Review: Black Mirror: Bandersnatch (2018)
Title: Black Mirror: Bandersnatch
Director: David Slade
Stars: Fionn Whitehead, Will Poulter, Alice Lowe
Bias: I love Choose-Your-Own-Adventure novels
In a Nutshell: The year is 1984, and Stefan Butler is an aspiring video game designer. His obsession is adapting an epic Choose-Your-Own-Adventure novel called Bandersnatch, and he’s on the verge of having his dream come true – if YOU can make the right choices to get him there.
The Critique: Bandersnatch is difficult to review for one simple reason – by design everyone’s viewing experience is going to be different, even if we all can eventually experience the same parts of the narrative. Still, despite that challenge, I think there are broad positives and negatives. Unfortunately, there’s about the same amount of each.

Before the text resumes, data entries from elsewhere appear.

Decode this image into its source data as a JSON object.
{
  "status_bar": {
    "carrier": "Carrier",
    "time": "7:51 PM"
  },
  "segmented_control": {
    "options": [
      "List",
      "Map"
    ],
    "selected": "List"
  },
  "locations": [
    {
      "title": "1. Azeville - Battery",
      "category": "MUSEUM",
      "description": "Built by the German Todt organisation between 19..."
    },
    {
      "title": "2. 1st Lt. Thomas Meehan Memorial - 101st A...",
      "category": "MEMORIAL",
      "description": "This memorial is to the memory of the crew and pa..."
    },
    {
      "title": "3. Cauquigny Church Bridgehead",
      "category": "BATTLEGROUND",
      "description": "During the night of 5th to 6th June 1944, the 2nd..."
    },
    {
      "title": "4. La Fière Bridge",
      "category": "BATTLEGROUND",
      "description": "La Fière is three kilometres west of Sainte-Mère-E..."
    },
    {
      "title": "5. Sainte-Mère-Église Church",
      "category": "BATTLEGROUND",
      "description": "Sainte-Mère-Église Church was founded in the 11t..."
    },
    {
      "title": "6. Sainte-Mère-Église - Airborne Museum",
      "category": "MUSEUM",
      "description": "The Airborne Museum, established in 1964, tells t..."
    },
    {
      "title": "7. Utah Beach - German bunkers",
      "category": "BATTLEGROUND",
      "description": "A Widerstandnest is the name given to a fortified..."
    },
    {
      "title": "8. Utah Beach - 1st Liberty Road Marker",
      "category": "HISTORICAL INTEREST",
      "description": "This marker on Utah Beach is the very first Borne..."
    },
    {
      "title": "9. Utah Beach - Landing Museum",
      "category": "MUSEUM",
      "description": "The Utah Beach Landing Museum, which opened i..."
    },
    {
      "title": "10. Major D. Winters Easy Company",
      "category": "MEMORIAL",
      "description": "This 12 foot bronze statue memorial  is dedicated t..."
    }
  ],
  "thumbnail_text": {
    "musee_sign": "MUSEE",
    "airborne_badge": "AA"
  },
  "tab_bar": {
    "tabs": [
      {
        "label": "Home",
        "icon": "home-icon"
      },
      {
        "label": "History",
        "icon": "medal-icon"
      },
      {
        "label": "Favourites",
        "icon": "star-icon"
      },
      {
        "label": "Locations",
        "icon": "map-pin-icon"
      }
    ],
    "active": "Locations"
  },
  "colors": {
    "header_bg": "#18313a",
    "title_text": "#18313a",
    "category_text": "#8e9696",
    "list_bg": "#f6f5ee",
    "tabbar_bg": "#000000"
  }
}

Black Mirror, the series, takes a largely dystopic view toward our engagement with technology, and the impact it can have on society. As a result, many of the stories the series tell end in some very dark places. I mean, seriously dark. That is equally true of many of the endings for this feature-length story (though there is apparently at least one possible happy ending, which I never managed to reach). Where this works for the story and the experience is that it made me feel increasingly complicit in the outcomes because it was my series of choices which, to a degree, led there. There is another level of engagement, however, due, in part, to the limited range of choices available, and the meta-awareness that may grow within the protagonist that his decisions might not be his own. I found myself empathizing even more with Stefan as I grew aware, and grew frustrated, with finding things spiraling out of control and no choices offered that could curtail it.
That’s also where some of the problems come in. If you’ve ever played a video game with a choice-based moral system (it’s probably called something fancier than that, but I’m not really a gamer) then you’re quickly able to anticipate where certain choices will lead, and how limiting a simple binary option is. And, along with that, there’s the technical limitation of space being provided within the story to, presumably, give the illusion of seamless-ness. The way it’s executed, however, results in the types of pauses you find in sitcoms with laugh-tracks, where there’s space after every punchline for the expected laughter.
And, additionally, the story just isn’t as effectively told as it could be, regardless. We never quite have enough information to be able to connect with the protagonist, and the objectives – completing the game by the deadline and not going insane – feel perfunctory and unobtainable, respectively. To be fair, though, the movie is well-directed by David Slade (who made the amazing film Hard Candy, and directed episodes of Breaking Bad and American Gods), and the performances by Whitehead and especially Poulter are very strong throughout. In the end it feels like a middling episode of Black Mirror, a not-particularly-good gaming experience, but an intriguing enough experience to check out if you’ve got the time and a Netflix subscription.
Shout-Out: I legitimately want to read the fictional Bandersnatch novel, as it sounds pretty awesome.
To Go, to Rent, or to Netflix:
The choice is up to YOU…